The war between wars.” This is the term that IDF Chief of Staff Lt.-Gen. Benny Gantz uses to describe the covert operations that the military’s special forces carry out during times of apparent quiet.
This war is fought by anonymous commandos whose missions mostly remain unknown to the public, as well as by large parts of the Israeli defense establishment. Once in a while, Israelis get a taste of what this so-called war entails.
Such was the case in April when operatives from the navy’s Flotilla 13 – better known as the Shayetet – boarded the Liberian-flagged HS Beethoven cargo ship as it was sailing almost 300 kilometers from Israel’s coast. The ship had set sail from Lebanon and was on its way to Egypt. The commandos searched the ship for weapons for nearly 12 hours without success.
Last March, a similar operation succeeded. Commandos from the Shayetet, intercepted a cargo ship called Victoria that was carrying some 50 tons of weaponry – including radar-guided anti-ship missiles – and was on its way to Egypt. The arms were believed to be intended for terrorist organizations in the Gaza Strip.
But these are just two examples. A few months ago, The Jerusalem Post revealed that overseas covert operations conducted by the IDF have doubled over the past year, an indication of the growing threats Israel faces in the region.

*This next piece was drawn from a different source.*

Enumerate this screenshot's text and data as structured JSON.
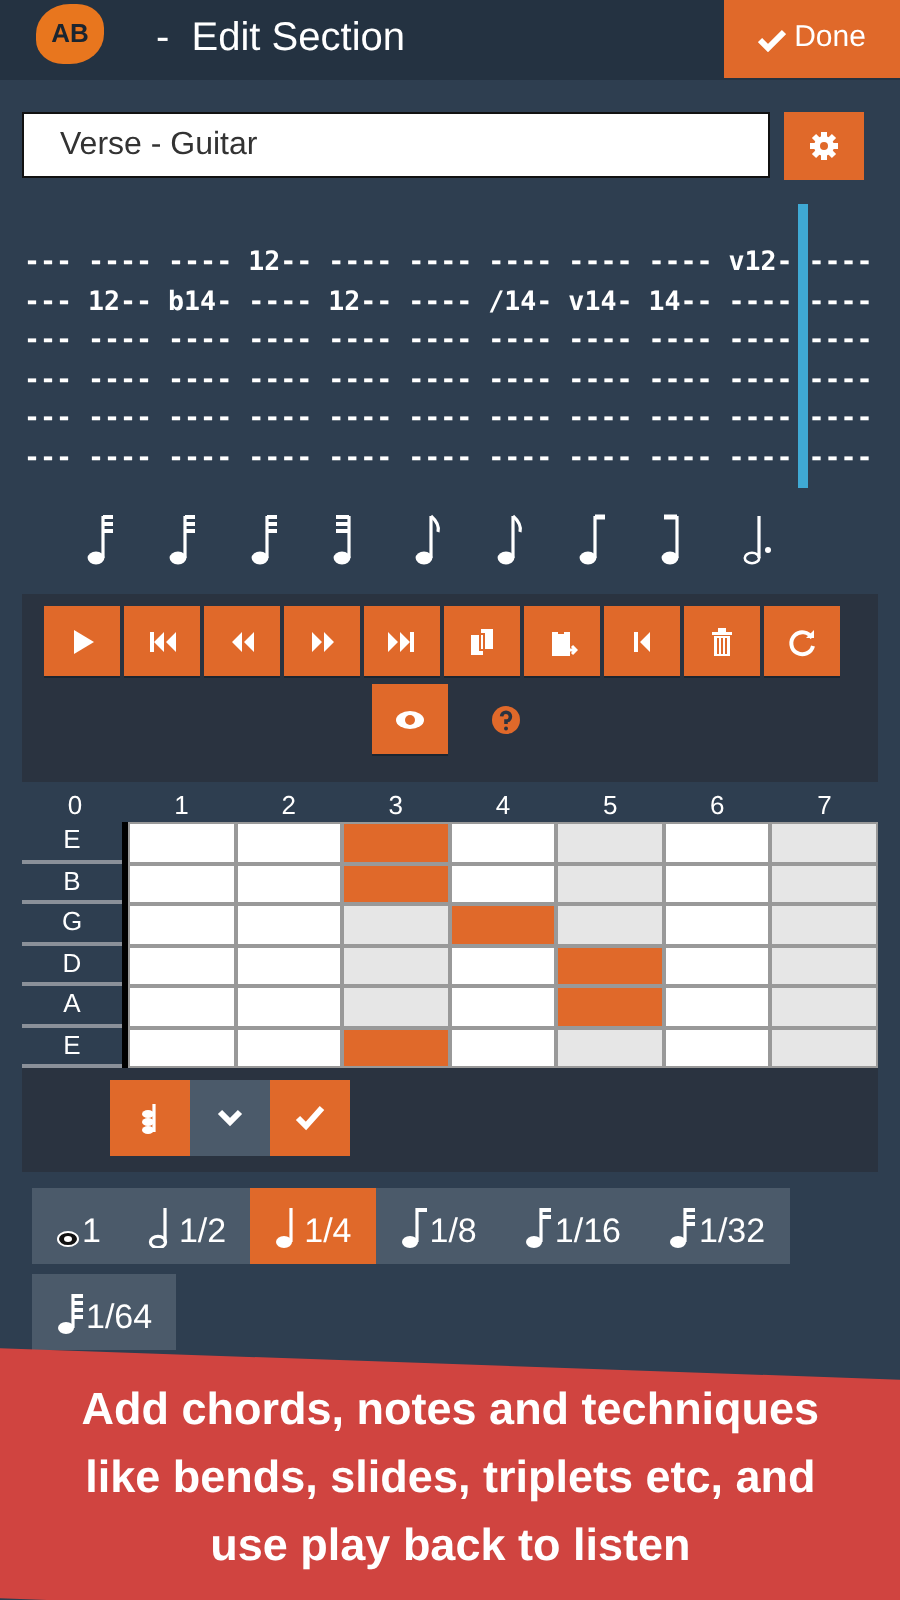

Most of the details about these operations are classified, including the exact number, but according to foreign reports, the IDF has operated in places such as Sudan, Lebanon and Iran.
The increase in operations is not without purpose and, according to senior officers intimately familiar with the activity, the man responsible for the increase is Gantz, who believes that the IDF cannot sit idly by as its enemies – particularly Hezbollah, Hamas and Islamic Jihad – build up militarily.
“He puts a major emphasis on this so-called war between wars,” a senior member of the IDF General Staff explained recently. “Not only do these operations provide tangible results but they also send a message to our adversaries and boost deterrence.”
Currently, the IDF has three main units that make up its elite commando force – the navy’s Shayetet, the General Staff Reconnaissance Unit – better known as Sayeret Matkal – and the Israel Air Force’s Shaldag Unit, which reportedly conducts target designation for IAF fighter jets behind enemy lines.
After almost a decade of consideration, Gantz finally decided in December to consolidate the elite units under a new formation called the Depth Corps. To lead the corps, Gantz brought out of retirement Maj.-Gen. Shai Avital, a former commander of Sayeret Matkal, who also happens to be a close friend of Defense Minister Ehud Barak.
Read More: Jerusalem Post